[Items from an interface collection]
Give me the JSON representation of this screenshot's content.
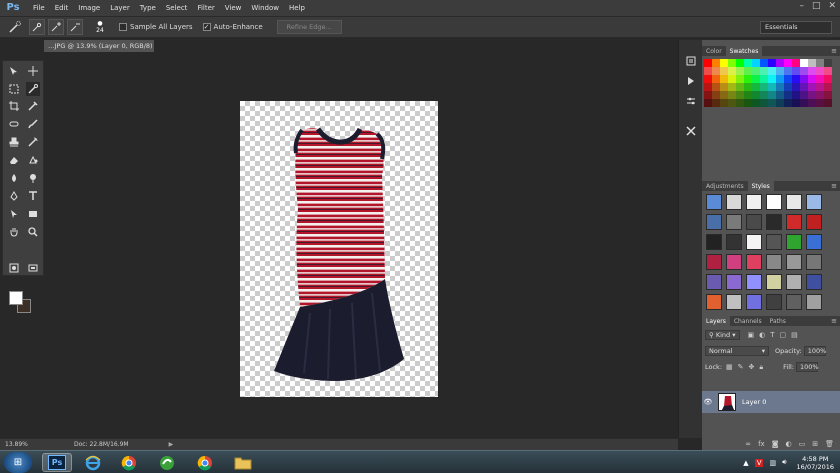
{
  "app": {
    "logo": "Ps"
  },
  "menu": [
    "File",
    "Edit",
    "Image",
    "Layer",
    "Type",
    "Select",
    "Filter",
    "View",
    "Window",
    "Help"
  ],
  "window_controls": [
    "–",
    "□",
    "✕"
  ],
  "options_bar": {
    "brush_size": "24",
    "sample_all_layers": "Sample All Layers",
    "auto_enhance": "Auto-Enhance",
    "refine_edge": "Refine Edge...",
    "workspace": "Essentials"
  },
  "document_tab": {
    "title": "…JPG @ 13.9% (Layer 0, RGB/8) *",
    "close": "×"
  },
  "status_bar": {
    "zoom": "13.89%",
    "doc": "Doc: 22.8M/16.9M"
  },
  "panels": {
    "color_tab": "Color",
    "swatches_tab": "Swatches",
    "adjustments_tab": "Adjustments",
    "styles_tab": "Styles",
    "layers_tab": "Layers",
    "channels_tab": "Channels",
    "paths_tab": "Paths",
    "kind": "Kind",
    "blend_mode": "Normal",
    "opacity_label": "Opacity:",
    "opacity_value": "100%",
    "lock_label": "Lock:",
    "fill_label": "Fill:",
    "fill_value": "100%",
    "layer_name": "Layer 0"
  },
  "taskbar": {
    "time": "4:58 PM",
    "date": "16/07/2016"
  },
  "colors": {
    "stripe_red": "#b3162a",
    "skirt_navy": "#1b1c2e",
    "selection_blue": "#6b788e"
  }
}
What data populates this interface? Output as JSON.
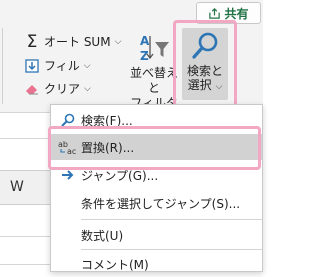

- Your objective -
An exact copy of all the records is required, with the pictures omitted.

- Answer below -
Give me the JSON representation of this screenshot's content.
{
  "app": {
    "logo": "Ps"
  },
  "menu": [
    "File",
    "Edit",
    "Image",
    "Layer",
    "Type",
    "Select",
    "Filter",
    "View",
    "Window",
    "Help"
  ],
  "window_controls": [
    "–",
    "□",
    "✕"
  ],
  "options_bar": {
    "brush_size": "24",
    "sample_all_layers": "Sample All Layers",
    "auto_enhance": "Auto-Enhance",
    "refine_edge": "Refine Edge...",
    "workspace": "Essentials"
  },
  "document_tab": {
    "title": "…JPG @ 13.9% (Layer 0, RGB/8) *",
    "close": "×"
  },
  "status_bar": {
    "zoom": "13.89%",
    "doc": "Doc: 22.8M/16.9M"
  },
  "panels": {
    "color_tab": "Color",
    "swatches_tab": "Swatches",
    "adjustments_tab": "Adjustments",
    "styles_tab": "Styles",
    "layers_tab": "Layers",
    "channels_tab": "Channels",
    "paths_tab": "Paths",
    "kind": "Kind",
    "blend_mode": "Normal",
    "opacity_label": "Opacity:",
    "opacity_value": "100%",
    "lock_label": "Lock:",
    "fill_label": "Fill:",
    "fill_value": "100%",
    "layer_name": "Layer 0"
  },
  "taskbar": {
    "time": "4:58 PM",
    "date": "16/07/2016"
  },
  "colors": {
    "stripe_red": "#b3162a",
    "skirt_navy": "#1b1c2e",
    "selection_blue": "#6b788e"
  }
}
What data populates this interface? Output as JSON.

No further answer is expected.